In China, Lee pushes progress on trade pact
Lee communicated the intention to Hu during their summit talks in Beijing, said Kim Tae-hyo, deputy national security adviser to President Lee. Once Seoul completes its local procedures, it is possible the two sides could announce the start of formal trade talks in the first half of this year.
However, Kim said he can’t rule out a delay in launching free trade talks with China if exploratory talks to set parameters for any deal hit a snag or the move faces local resistance.
It was the first summit for Lee and Hu since North Korean leader Kim Jong-il died of a heart attack on Dec. 17, raising concerns that the abrupt death could disturb the status quo that has kept stability on the volatile Korean Peninsula.
The two leaders had “an in-depth discussion” about the situation on the Korean Peninsula and agreed to “work together for the sake of peace and stability,” the official said.
Since Kim’s death, his young and untested son, Kim Jong-un, has taken the helm of Pyongyang.
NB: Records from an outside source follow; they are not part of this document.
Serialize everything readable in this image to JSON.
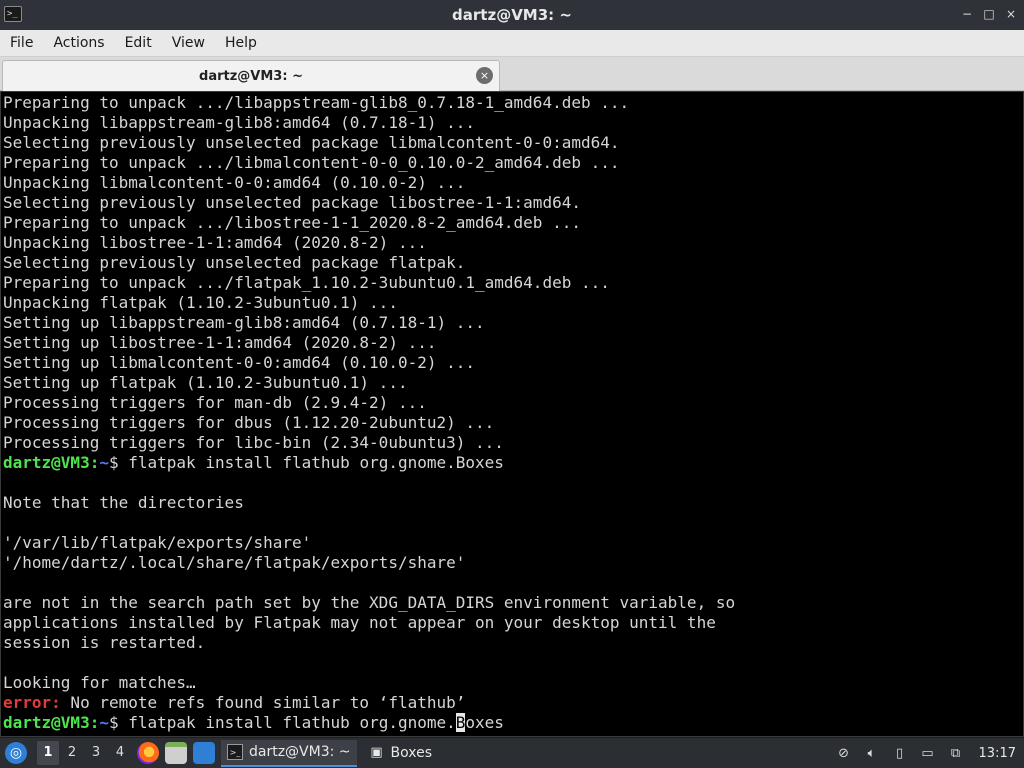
{
  "window": {
    "title": "dartz@VM3: ~",
    "controls": [
      "−",
      "□",
      "×"
    ]
  },
  "menu": [
    "File",
    "Actions",
    "Edit",
    "View",
    "Help"
  ],
  "tab": {
    "label": "dartz@VM3: ~",
    "close_glyph": "×"
  },
  "terminal": {
    "lines": [
      "Preparing to unpack .../libappstream-glib8_0.7.18-1_amd64.deb ...",
      "Unpacking libappstream-glib8:amd64 (0.7.18-1) ...",
      "Selecting previously unselected package libmalcontent-0-0:amd64.",
      "Preparing to unpack .../libmalcontent-0-0_0.10.0-2_amd64.deb ...",
      "Unpacking libmalcontent-0-0:amd64 (0.10.0-2) ...",
      "Selecting previously unselected package libostree-1-1:amd64.",
      "Preparing to unpack .../libostree-1-1_2020.8-2_amd64.deb ...",
      "Unpacking libostree-1-1:amd64 (2020.8-2) ...",
      "Selecting previously unselected package flatpak.",
      "Preparing to unpack .../flatpak_1.10.2-3ubuntu0.1_amd64.deb ...",
      "Unpacking flatpak (1.10.2-3ubuntu0.1) ...",
      "Setting up libappstream-glib8:amd64 (0.7.18-1) ...",
      "Setting up libostree-1-1:amd64 (2020.8-2) ...",
      "Setting up libmalcontent-0-0:amd64 (0.10.0-2) ...",
      "Setting up flatpak (1.10.2-3ubuntu0.1) ...",
      "Processing triggers for man-db (2.9.4-2) ...",
      "Processing triggers for dbus (1.12.20-2ubuntu2) ...",
      "Processing triggers for libc-bin (2.34-0ubuntu3) ..."
    ],
    "prompt_user": "dartz@VM3",
    "prompt_sep": ":",
    "prompt_path": "~",
    "prompt_dollar": "$ ",
    "command1": "flatpak install flathub org.gnome.Boxes",
    "output": [
      "",
      "Note that the directories",
      "",
      "'/var/lib/flatpak/exports/share'",
      "'/home/dartz/.local/share/flatpak/exports/share'",
      "",
      "are not in the search path set by the XDG_DATA_DIRS environment variable, so",
      "applications installed by Flatpak may not appear on your desktop until the",
      "session is restarted.",
      "",
      "Looking for matches…"
    ],
    "error_label": "error:",
    "error_text": " No remote refs found similar to ‘flathub’",
    "command2_before_cursor": "flatpak install flathub org.gnome.",
    "command2_cursor_char": "B",
    "command2_after_cursor": "oxes"
  },
  "taskbar": {
    "workspaces": [
      "1",
      "2",
      "3",
      "4"
    ],
    "active_workspace": "1",
    "tasks": [
      {
        "label": "dartz@VM3: ~",
        "icon": "terminal-icon"
      },
      {
        "label": "Boxes",
        "icon": "boxes-icon"
      }
    ],
    "clock": "13:17"
  },
  "colors": {
    "prompt_user": "#4ee44e",
    "prompt_path": "#4f7cf7",
    "error": "#e23b3b"
  }
}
Although the sensitive transfer of dynastic power to the new leader, believed to be 30 or 29, seems to be running smoothly, experts question whether the young Kim can consolidate his grip on power.
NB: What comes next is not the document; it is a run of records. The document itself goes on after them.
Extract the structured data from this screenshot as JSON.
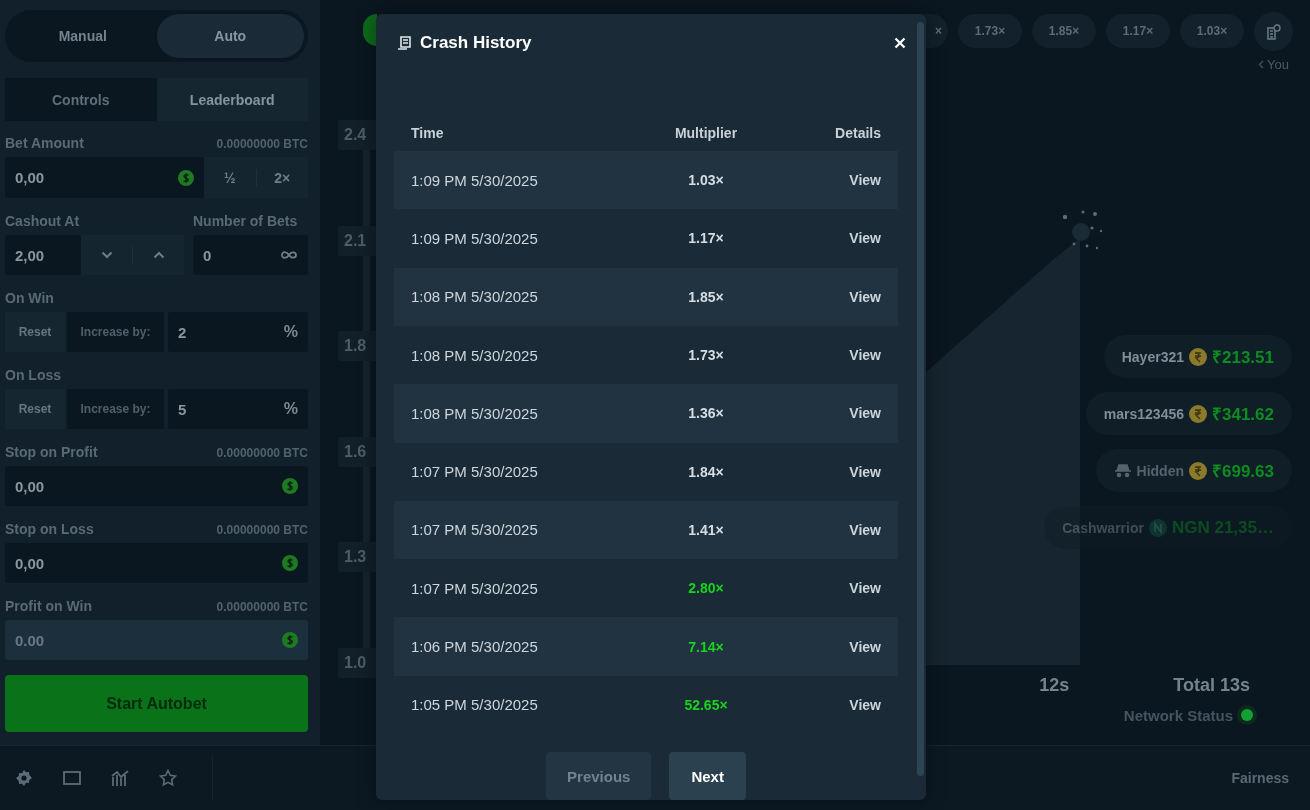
{
  "sidebar": {
    "mode_toggle": [
      {
        "label": "Manual",
        "selected": false
      },
      {
        "label": "Auto",
        "selected": true
      }
    ],
    "tabs": [
      {
        "label": "Controls",
        "selected": true
      },
      {
        "label": "Leaderboard",
        "selected": false
      }
    ],
    "bet_amount": {
      "label": "Bet Amount",
      "btc": "0.00000000 BTC",
      "value": "0,00",
      "half": "½",
      "double": "2×"
    },
    "cashout": {
      "label": "Cashout At",
      "value": "2,00"
    },
    "number_of_bets": {
      "label": "Number of Bets",
      "value": "0"
    },
    "adjustments": [
      {
        "label": "On Win",
        "reset": "Reset",
        "increase": "Increase by:",
        "value": "2",
        "unit": "%"
      },
      {
        "label": "On Loss",
        "reset": "Reset",
        "increase": "Increase by:",
        "value": "5",
        "unit": "%"
      }
    ],
    "amount_fields": [
      {
        "label": "Stop on Profit",
        "btc": "0.00000000 BTC",
        "value": "0,00",
        "disabled": false
      },
      {
        "label": "Stop on Loss",
        "btc": "0.00000000 BTC",
        "value": "0,00",
        "disabled": false
      },
      {
        "label": "Profit on Win",
        "btc": "0.00000000 BTC",
        "value": "0.00",
        "disabled": true
      }
    ],
    "start_button": "Start Autobet"
  },
  "history_pills": [
    "×",
    "1.73×",
    "1.85×",
    "1.17×",
    "1.03×"
  ],
  "you_label": "You",
  "axis_labels": [
    "2.4",
    "2.1",
    "1.8",
    "1.6",
    "1.3",
    "1.0"
  ],
  "players": [
    {
      "name": "Hayer321",
      "hidden": false,
      "kind": "rupee",
      "amount": "₹213.51",
      "faded": false
    },
    {
      "name": "mars123456",
      "hidden": false,
      "kind": "rupee",
      "amount": "₹341.62",
      "faded": false
    },
    {
      "name": "Hidden",
      "hidden": true,
      "kind": "rupee",
      "amount": "₹699.63",
      "faded": false
    },
    {
      "name": "Cashwarrior",
      "hidden": false,
      "kind": "naira",
      "amount": "NGN 21,35…",
      "faded": true
    }
  ],
  "timing": {
    "elapsed": "12s",
    "total": "Total 13s"
  },
  "network": {
    "label": "Network Status",
    "online": true
  },
  "footer": {
    "fairness": "Fairness"
  },
  "modal": {
    "title": "Crash History",
    "columns": [
      "Time",
      "Multiplier",
      "Details"
    ],
    "rows": [
      {
        "time": "1:09 PM 5/30/2025",
        "multiplier": "1.03×",
        "win": false,
        "details": "View"
      },
      {
        "time": "1:09 PM 5/30/2025",
        "multiplier": "1.17×",
        "win": false,
        "details": "View"
      },
      {
        "time": "1:08 PM 5/30/2025",
        "multiplier": "1.85×",
        "win": false,
        "details": "View"
      },
      {
        "time": "1:08 PM 5/30/2025",
        "multiplier": "1.73×",
        "win": false,
        "details": "View"
      },
      {
        "time": "1:08 PM 5/30/2025",
        "multiplier": "1.36×",
        "win": false,
        "details": "View"
      },
      {
        "time": "1:07 PM 5/30/2025",
        "multiplier": "1.84×",
        "win": false,
        "details": "View"
      },
      {
        "time": "1:07 PM 5/30/2025",
        "multiplier": "1.41×",
        "win": false,
        "details": "View"
      },
      {
        "time": "1:07 PM 5/30/2025",
        "multiplier": "2.80×",
        "win": true,
        "details": "View"
      },
      {
        "time": "1:06 PM 5/30/2025",
        "multiplier": "7.14×",
        "win": true,
        "details": "View"
      },
      {
        "time": "1:05 PM 5/30/2025",
        "multiplier": "52.65×",
        "win": true,
        "details": "View"
      }
    ],
    "pagination": [
      {
        "label": "Previous",
        "disabled": true
      },
      {
        "label": "Next",
        "disabled": false
      }
    ]
  }
}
Little is known about the North’s new leader and the succession process has been shrouded in secrecy. Many analysts have forecast that Pyongyang may launch another provocation this year to solidify its internal political order.
China, which has diplomatic relations with the two Koreas, is economically close to South Korea, but is North Korea’s main benefactor and ideological ally.
During the summit, Lee and Hu agreed to develop the strategic cooperative partnership between the two nations as they mark the 20th anniversary of establishing diplomatic relations, the official said.
Since 2008, South Korea and China have held a series of joint feasibility studies on a possible free trade deal and reached an agreement to exchange views on sensitive issues.
China is the largest buyer of South Korean-made goods and has contributed to Seoul’s sizable trade surplus in recent years, while South Korea is China’s third-largest trading partner after the United States and Japan.
Bilateral trade between the two reached $188.4 billion in 2010. Both countries are expecting the volume to top $300 billion in 2015, according to Seoul’s Ministry of Foreign Affairs and Trade.